I mention the economic principle know as The Tragedy of the Commons a lot. It's a fantastic principle that applies here as well. The New Americans needed to expand and settle as fast as they could to claim land before the French, Brits, and Spanish did. How did we accomplish this? We needed a culture of consumption. If culture is a system of strategies designed to solve problems and our problem was that we weren't expanding and/or building infrastructure fast enough, then it makes sense that mass consumption would be encouraged. It's still part of our culture. We don't take what we need. We take what we can. And our culture tells us we're important based on how expensive our cars are, thus pushing us to take more and more because that's supposed to make us happy.
We're also obsessed with guns. I've heard some that complain about the Second Amendment(because they don't understand it), saying that people don't need armor piercing bullets because deers don't wear bullet proof jackets. The Second Amendment doesn't have a damn thing to do with hunting. The Second Amendment guarantees us the right to bare arms in case our government shall rise against us. Yeah, Liberals don't seem to get that. Our founding fathers hated government so much, they wanted to ensure that we would always be well enough armed that we could rise up and violently over throw our leaders if they got too tyrannical. Like no where else in the world, the gun symbolizes to an American that our government should fear us, and thus, we will always be free from Totalitarianism. The gun is freedom.
American is the most religious industrialized nation in the world. But it's interesting to note that many of our founding fathers were not Christians. In fact, the Treaty of Tripoli from 1796 states the following:
"As the Government of the United States of America is not, in any sense, founded on the Christian religion,—as it has in itself no character of enmity against the laws, religion, or tranquility, of Mussulmen,—and as the said States never entered into any war or act of hostility against any Mahometan nation, it is declared by the parties that no pretext arising from religious opinions shall ever produce an interruption of the harmony existing between the two countries."
Many of our founding fathers were Christian, but even they were careful to ensure that Christianity was never part of our government. Instead, we would adapt the idea of another very important part of American called "e pluribus unum," or "Out of many: one." Combine that with the idea of American Exceptionalism and you have another extremely important part of American culture.
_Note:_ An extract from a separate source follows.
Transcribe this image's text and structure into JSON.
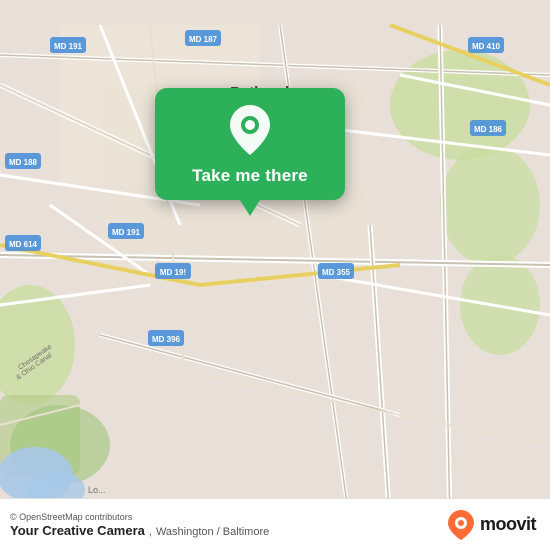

As a side note, Barack Obama inaccurately described the definition of American Exceptionalism(because he didn't know what it meant). It is the idea that Americans have special freedoms because we are guaranteed our freedoms and rights by God--not by politicians. Obama, when asked if he believed in the idea of American Exceptionalism answered, "Well, I'm sure people from other countries feel they're exceptional too." Yeah, sorry, but the fact he can say such horribly stupid things while "sounding smart," doesn't make them ok. He's still an idiot.
Anyways, put these two very American ideas together, and you have the idea that from all faiths, religions, and ethnicities, we Americans all have the same rights regardless of what politicians say or try and take from us. Our freedoms are more important than our government. We are a nation of the people and our government exists to serve us, not the other way around.
Consumption, guns, and God pretty much sums up American culture. I take very little. I hate guns. And I'm an Atheist. But I still very much love my country and am proud to be an American. I'm not a walking contradiction. I'm just more complicated than most people can handle.